> [Task prompt]: All of the entries below are to be copied word for word.

-- Information provided follows --

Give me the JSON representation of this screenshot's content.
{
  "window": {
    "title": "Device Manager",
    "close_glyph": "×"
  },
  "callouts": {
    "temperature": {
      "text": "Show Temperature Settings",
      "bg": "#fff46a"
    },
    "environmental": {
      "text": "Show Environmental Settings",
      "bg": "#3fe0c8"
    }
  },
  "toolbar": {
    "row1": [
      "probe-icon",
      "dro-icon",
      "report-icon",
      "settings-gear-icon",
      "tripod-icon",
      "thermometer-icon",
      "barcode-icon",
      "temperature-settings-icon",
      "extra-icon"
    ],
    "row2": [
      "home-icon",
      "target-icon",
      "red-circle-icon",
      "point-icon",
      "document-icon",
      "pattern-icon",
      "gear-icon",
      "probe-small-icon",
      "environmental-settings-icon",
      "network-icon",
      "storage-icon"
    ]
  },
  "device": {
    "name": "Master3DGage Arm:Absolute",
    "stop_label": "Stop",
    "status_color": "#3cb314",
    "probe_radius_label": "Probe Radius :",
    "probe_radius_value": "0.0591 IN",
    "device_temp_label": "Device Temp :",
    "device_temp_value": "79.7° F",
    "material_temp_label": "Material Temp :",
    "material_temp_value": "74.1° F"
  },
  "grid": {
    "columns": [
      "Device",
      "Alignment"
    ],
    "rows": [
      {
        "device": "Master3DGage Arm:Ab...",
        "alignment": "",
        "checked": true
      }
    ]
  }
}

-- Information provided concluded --

> [Result for this exercise]:
Give me the JSON representation of this screenshot's content.
{
  "window": {
    "title": "Device Manager",
    "close_glyph": "×"
  },
  "callouts": {
    "temperature": {
      "text": "Show Temperature Settings",
      "bg": "#fff46a"
    },
    "environmental": {
      "text": "Show Environmental Settings",
      "bg": "#3fe0c8"
    }
  },
  "toolbar": {
    "row1": [
      "probe-icon",
      "dro-icon",
      "report-icon",
      "settings-gear-icon",
      "tripod-icon",
      "thermometer-icon",
      "barcode-icon",
      "temperature-settings-icon",
      "extra-icon"
    ],
    "row2": [
      "home-icon",
      "target-icon",
      "red-circle-icon",
      "point-icon",
      "document-icon",
      "pattern-icon",
      "gear-icon",
      "probe-small-icon",
      "environmental-settings-icon",
      "network-icon",
      "storage-icon"
    ]
  },
  "device": {
    "name": "Master3DGage Arm:Absolute",
    "stop_label": "Stop",
    "status_color": "#3cb314",
    "probe_radius_label": "Probe Radius :",
    "probe_radius_value": "0.0591 IN",
    "device_temp_label": "Device Temp :",
    "device_temp_value": "79.7° F",
    "material_temp_label": "Material Temp :",
    "material_temp_value": "74.1° F"
  },
  "grid": {
    "columns": [
      "Device",
      "Alignment"
    ],
    "rows": [
      {
        "device": "Master3DGage Arm:Ab...",
        "alignment": "",
        "checked": true
      }
    ]
  }
}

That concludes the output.